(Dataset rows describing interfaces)
• • •

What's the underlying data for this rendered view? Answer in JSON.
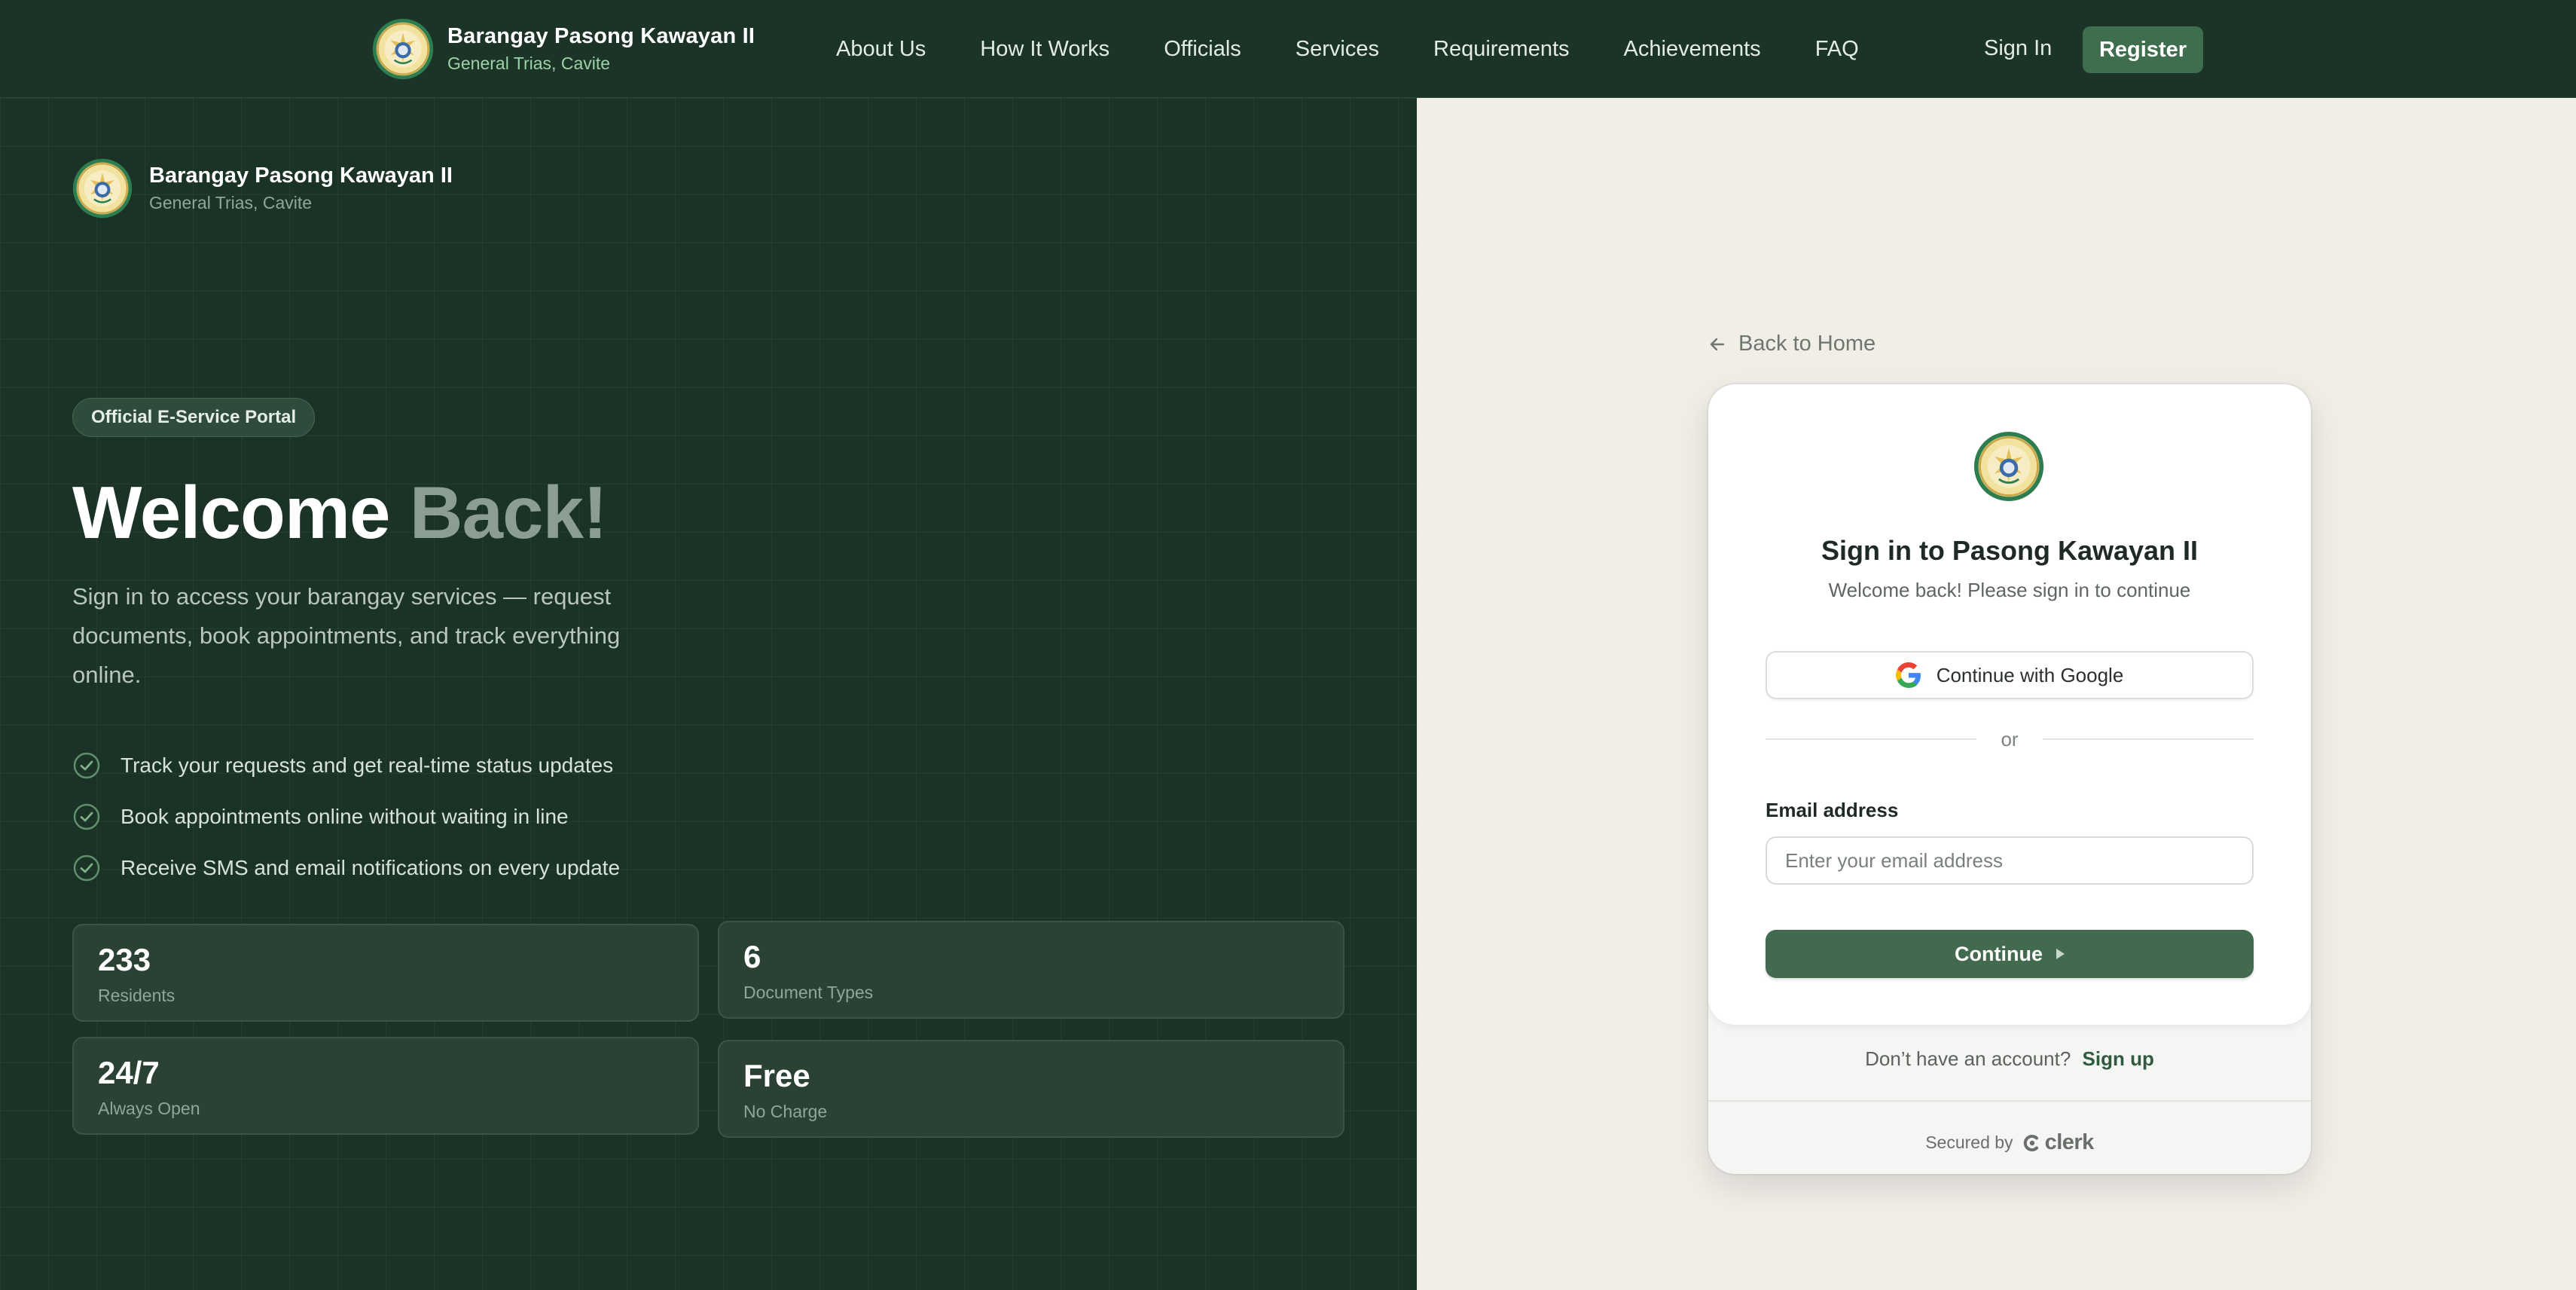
{
  "nav": {
    "brand_name": "Barangay Pasong Kawayan II",
    "brand_location": "General Trias, Cavite",
    "links": [
      "About Us",
      "How It Works",
      "Officials",
      "Services",
      "Requirements",
      "Achievements",
      "FAQ"
    ],
    "sign_in": "Sign In",
    "register": "Register"
  },
  "hero": {
    "brand_name": "Barangay Pasong Kawayan II",
    "brand_location": "General Trias, Cavite",
    "badge": "Official E-Service Portal",
    "title_part1": "Welcome",
    "title_part2": "Back!",
    "description": "Sign in to access your barangay services — request documents, book appointments, and track everything online.",
    "features": [
      "Track your requests and get real-time status updates",
      "Book appointments online without waiting in line",
      "Receive SMS and email notifications on every update"
    ],
    "stats": [
      {
        "value": "233",
        "label": "Residents"
      },
      {
        "value": "6",
        "label": "Document Types"
      },
      {
        "value": "24/7",
        "label": "Always Open"
      },
      {
        "value": "Free",
        "label": "No Charge"
      }
    ]
  },
  "signin": {
    "back_link": "Back to Home",
    "title": "Sign in to Pasong Kawayan II",
    "subtitle": "Welcome back! Please sign in to continue",
    "google_button": "Continue with Google",
    "divider": "or",
    "email_label": "Email address",
    "email_placeholder": "Enter your email address",
    "email_value": "",
    "continue_button": "Continue",
    "no_account_text": "Don’t have an account?",
    "sign_up_link": "Sign up",
    "secured_by": "Secured by",
    "provider": "clerk"
  },
  "colors": {
    "nav_bg": "#1c3428",
    "panel_bg": "#1b3326",
    "accent_green": "#426a4f",
    "right_bg": "#f1eee8"
  },
  "icons": [
    "seal-logo",
    "arrow-left-icon",
    "google-icon",
    "check-circle-icon",
    "caret-right-icon",
    "clerk-logo"
  ]
}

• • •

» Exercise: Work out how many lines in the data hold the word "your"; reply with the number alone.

» Solution for this task: 3